How medical science is blending with business in the 21st century

In the business world, education is critical to success. You will be hard pressed to find a business leader today with anything less than a Bachelor’s degree and a greater number of Doctorate recipients entering the world of business and non-profit organizations. Even hard sciences such as medicine have much to offer both for-profit and Non-profit organizations in the 21st century.

While many research facilities are based around universities and are supported by tuition and grant payments, a greater number of private, non-profit research institutes are sprouting up outside of this academic world. These organizations often bring with them new ideas and efficiencies, boosting their productivity and keeping them relevant and competitive in the modern world.

One great example of this is D’Or Institute of Research and Education run by Jorge Moll. Having graduated with a doctorate in neurology in 1997, Jorge Moll has built up more than 20 years of experience in the field, which he now uses in his day to day non-profit activities (Agenciaoglobo).
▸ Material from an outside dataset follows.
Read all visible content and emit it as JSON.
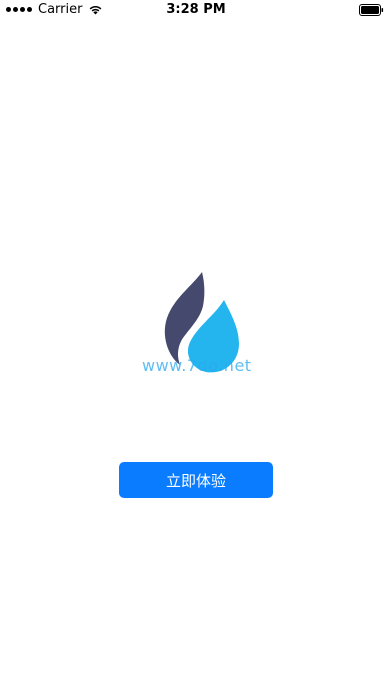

Efficiency and Team Effort for a Successful Research Collaboration.

When interviewed, Jorge Moll had quite a bit to say about the difference between purely academic research and his work at the D’or Institute. Most notably, he emphasized the level of efficiency required to in order for the organization to stay viable. Rather than operating in a hand-to-mouth fashion like many grant seeking researchers, the Institute thrives on quick, consistent successes.

It is critical for the organization to operate as though it’s a business. This involves quickly moving on if an idea or concept simply isn’t panning out as expected. Much like how businesses are constantly  evolving to keep up with market trends, so must a successful research institute keep up with new information in their field so effort isn’t doubled over or wasted.

Another key difference Jorge Moll identified is the level of collaboration and transparency that occurs within the organization. While the peer-reviewed process is ultimately transparent, this information isn’t made available until an experiment concludes and the results are published. In some cases a researcher still needs to wait for journal approval before this information can be shared. Instead of this, researchers and colleagues at the institute share information on the fly, with a consistent level of knowledge sharing along the way.

While these aren’t all of the similarities, there is still a consistent theme of efficiency. Doing the most with the resources that you have is critical for any successful non-profit research institute, much like it would be for any business.